This essay draws some very nice connections between the subjective shot in film and the first-person shooter, and is persuasively illustrated. Galloway distinguishes the subjective camera as a special case of a more general “first person” view, showing how the photography in this case does more to enact emotion, perception, and mental state. Numerous antecedents of first-person shooters in film are found and discussed.
The odd thing here is that this essay almost completely overlooks an important conclusion of the previous one, that video games are actions rather than motion pictures. By looking only at the visual predecessors of first-person shooters, it uncovers little from the past that informs how these games work. Where are the target ranges, carnival shooting galleries, and clay pigeons that explicitly inspire several games – Duck Hunt, Hogan’s Alley, and less directly stand-and-shoot games with gun controllers such as the Time Crisis and House of the Dead series? I would guess that the shooting gallery and other game antecedents must also leave their mark on first-person shooters in terms of how these games function and how they are actions, and that they are part of the origin of these games and relate to the filmic ancestors discussed here.
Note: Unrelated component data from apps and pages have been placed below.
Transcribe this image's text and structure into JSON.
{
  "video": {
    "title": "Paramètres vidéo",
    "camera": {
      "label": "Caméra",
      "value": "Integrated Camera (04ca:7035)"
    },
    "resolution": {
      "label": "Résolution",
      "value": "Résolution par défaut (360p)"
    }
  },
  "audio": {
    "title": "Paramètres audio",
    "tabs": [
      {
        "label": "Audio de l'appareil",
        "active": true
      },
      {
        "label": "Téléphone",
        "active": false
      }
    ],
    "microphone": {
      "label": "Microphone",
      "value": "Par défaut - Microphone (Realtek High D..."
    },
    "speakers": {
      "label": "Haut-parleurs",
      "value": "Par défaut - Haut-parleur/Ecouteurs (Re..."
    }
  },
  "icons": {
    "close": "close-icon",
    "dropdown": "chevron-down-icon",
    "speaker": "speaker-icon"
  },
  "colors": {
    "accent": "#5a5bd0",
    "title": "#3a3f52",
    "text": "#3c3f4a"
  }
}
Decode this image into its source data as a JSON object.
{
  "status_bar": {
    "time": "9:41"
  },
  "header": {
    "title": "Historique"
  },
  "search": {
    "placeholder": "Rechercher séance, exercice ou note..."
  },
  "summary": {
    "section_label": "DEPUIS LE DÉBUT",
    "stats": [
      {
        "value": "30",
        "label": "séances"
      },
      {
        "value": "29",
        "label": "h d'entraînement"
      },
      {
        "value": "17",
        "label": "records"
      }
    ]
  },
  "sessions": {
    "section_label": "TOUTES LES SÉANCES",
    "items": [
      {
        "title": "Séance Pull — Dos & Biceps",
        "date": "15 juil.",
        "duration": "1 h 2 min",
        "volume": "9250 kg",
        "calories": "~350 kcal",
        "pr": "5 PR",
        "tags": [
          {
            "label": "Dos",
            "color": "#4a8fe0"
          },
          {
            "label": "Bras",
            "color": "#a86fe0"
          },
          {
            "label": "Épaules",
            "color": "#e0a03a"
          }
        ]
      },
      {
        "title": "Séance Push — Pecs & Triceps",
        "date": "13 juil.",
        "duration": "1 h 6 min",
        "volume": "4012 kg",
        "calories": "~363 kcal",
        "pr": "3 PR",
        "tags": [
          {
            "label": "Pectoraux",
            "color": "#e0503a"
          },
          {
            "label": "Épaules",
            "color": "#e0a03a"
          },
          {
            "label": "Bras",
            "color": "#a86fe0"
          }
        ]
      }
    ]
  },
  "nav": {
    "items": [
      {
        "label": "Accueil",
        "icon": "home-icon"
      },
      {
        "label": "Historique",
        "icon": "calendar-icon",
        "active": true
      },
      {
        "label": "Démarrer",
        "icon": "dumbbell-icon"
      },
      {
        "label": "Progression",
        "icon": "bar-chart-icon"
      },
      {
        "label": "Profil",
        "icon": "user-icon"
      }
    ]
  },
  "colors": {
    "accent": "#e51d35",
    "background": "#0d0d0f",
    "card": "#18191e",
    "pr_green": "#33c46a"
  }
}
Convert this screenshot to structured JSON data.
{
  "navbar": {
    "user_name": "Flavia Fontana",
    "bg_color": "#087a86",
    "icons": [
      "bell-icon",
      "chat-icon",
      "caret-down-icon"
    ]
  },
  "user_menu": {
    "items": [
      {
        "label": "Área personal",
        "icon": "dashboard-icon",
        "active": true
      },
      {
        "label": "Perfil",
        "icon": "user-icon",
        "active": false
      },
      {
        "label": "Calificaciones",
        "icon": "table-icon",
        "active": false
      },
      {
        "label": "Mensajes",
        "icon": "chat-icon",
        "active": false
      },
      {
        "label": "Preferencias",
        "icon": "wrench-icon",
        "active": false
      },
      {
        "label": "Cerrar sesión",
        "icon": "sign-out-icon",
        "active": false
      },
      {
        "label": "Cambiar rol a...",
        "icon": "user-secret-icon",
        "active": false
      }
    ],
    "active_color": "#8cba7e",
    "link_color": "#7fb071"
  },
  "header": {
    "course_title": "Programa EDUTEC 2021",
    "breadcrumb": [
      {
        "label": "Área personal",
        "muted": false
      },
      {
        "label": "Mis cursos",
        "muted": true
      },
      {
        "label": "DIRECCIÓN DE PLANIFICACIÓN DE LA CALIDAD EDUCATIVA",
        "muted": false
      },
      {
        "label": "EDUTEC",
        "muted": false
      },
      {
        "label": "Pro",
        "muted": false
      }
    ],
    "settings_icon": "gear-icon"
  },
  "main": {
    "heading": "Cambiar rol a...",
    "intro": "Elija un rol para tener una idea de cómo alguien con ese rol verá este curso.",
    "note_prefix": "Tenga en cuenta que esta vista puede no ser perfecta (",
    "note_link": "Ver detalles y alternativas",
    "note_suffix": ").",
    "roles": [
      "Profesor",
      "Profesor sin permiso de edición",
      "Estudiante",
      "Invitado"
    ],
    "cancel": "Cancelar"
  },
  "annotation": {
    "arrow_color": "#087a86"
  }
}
3. Social Realism
Here Galloway makes an important distinction between the quest for verisimilitude and what is thought of in film and literature as realism. I found that the discussion ofAmerica’s Army lacked surprises and fell short when compared with the rest of the essay and in the rest of the book. The essay is quite valuable for engaging the issue of realism and social realism in gaming, and adds an important dimension to the discussion of abstraction versus representation, for instance, Mark J. Wolf’s article in the Video Game Theory Reader.
4. Allegories of Control
In this essay, Galloway treats power, control, and ideology as embodied by games, particularly Civilization III, and finds the more explicitly represented ideology of such games to be trappings or decoys when compared to the deeper function of the games. This essay is notable for having a strong focus on a particular game as well as theoretical heft; it would be a good selection for those teaching Civ III.
Here’s the really fun stuff: a look at subversive work by artists that challenges the game concept in various ways. The relationship of commercial gaming to artist-made mods and games (including work by Jodi and Tom Betts) is considered in terms of Peter Wollen’s seven thesis on counter-cinema, opposing Godard’s work to “old cinema.” While quite explicitly cinematically-driven, this essay adapts cinematic ideas in a way that is sensitive to the nature of games.
Overall, Galloway makes valuable theoretical contributions in Gaming, drawing on earlier aesthetic and critical approaches rather than bludgeoning games with them. It also covers a nice array of games from interesting perspectives. Game studies scholars, and those looking into games from other arts, will want to read this book. The main thing I would have liked would have been for Galloway to continue – there are plenty of ways to further develop the ideas here and put the conclusions of one line of thinking into practice in another.